“We do not digest every sensation and piece of information we encounter. To do so would leave us paralyzed. The bandwidth of consciousness – our ability to transmit information measured in bits per second — is too narrow to register the enormous mass of external information we receive and act upon. We have conscious access to about a millionth of the information we use to function in life. Much of the information we receive and our subsequent responses do not take place on the level of consciousness. As the philosopher John Gray points out, irrational and subconscious forces, however unacknowledged, are as potent within us as in others.

“To accept the intractable and irrational forces that drive us, to admit that these forces are as entrenched in us as in all human beings, is to relinquish the fantasy that the human species can have total, rational control over human destiny. It is to accept our limitations, to live within the confines of human nature. Ethical, moral, religious, and political systems that do not concede these stark assumptions have nothing to say to us.”

Nicely said.

We’re not such hot stuff, and neither is ancient wisdom. We’re not so in touch and in control as we’d like to think we are — in fact we bounce around and mutate all over the place – and always in context. We do our best to push back the night, still the churning seas, halt the careening clouds, tame the void to make it less awful. It’s worth the try – the effort, however vain, gives us a sense of purpose, meaning, agency. But we’re not going to banish our limitations by latching onto ancient wisdom, because the latching process ultimately takes place only in us. We are what we are in the context of the moment, just like those old guys were.
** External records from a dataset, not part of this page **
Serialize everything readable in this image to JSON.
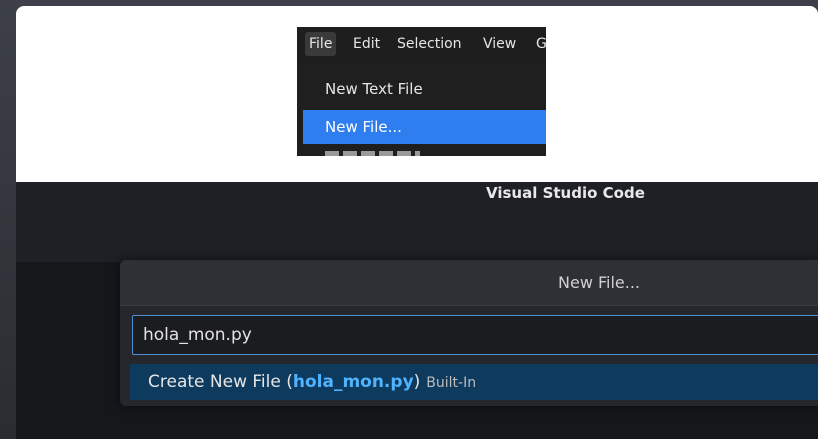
{
  "menu": {
    "bar": [
      "File",
      "Edit",
      "Selection",
      "View",
      "G"
    ],
    "items": [
      "New Text File",
      "New File...",
      "New Window"
    ],
    "selected_index": 1
  },
  "window": {
    "title": "Visual Studio Code"
  },
  "quick_pick": {
    "title": "New File...",
    "input_value": "hola_mon.py",
    "result": {
      "prefix": "Create New File (",
      "highlight": "hola_mon.py",
      "suffix": ")",
      "description": "Built-In"
    }
  },
  "colors": {
    "selection": "#2f7ef0",
    "focus_border": "#4f8fd6",
    "highlight_text": "#4fb3ff",
    "result_background": "#0e3a5e"
  }
}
A bunch of old guys tried to figure things out. So do we.

Chances are they were about as good at it as we are.

Which isn’t saying much.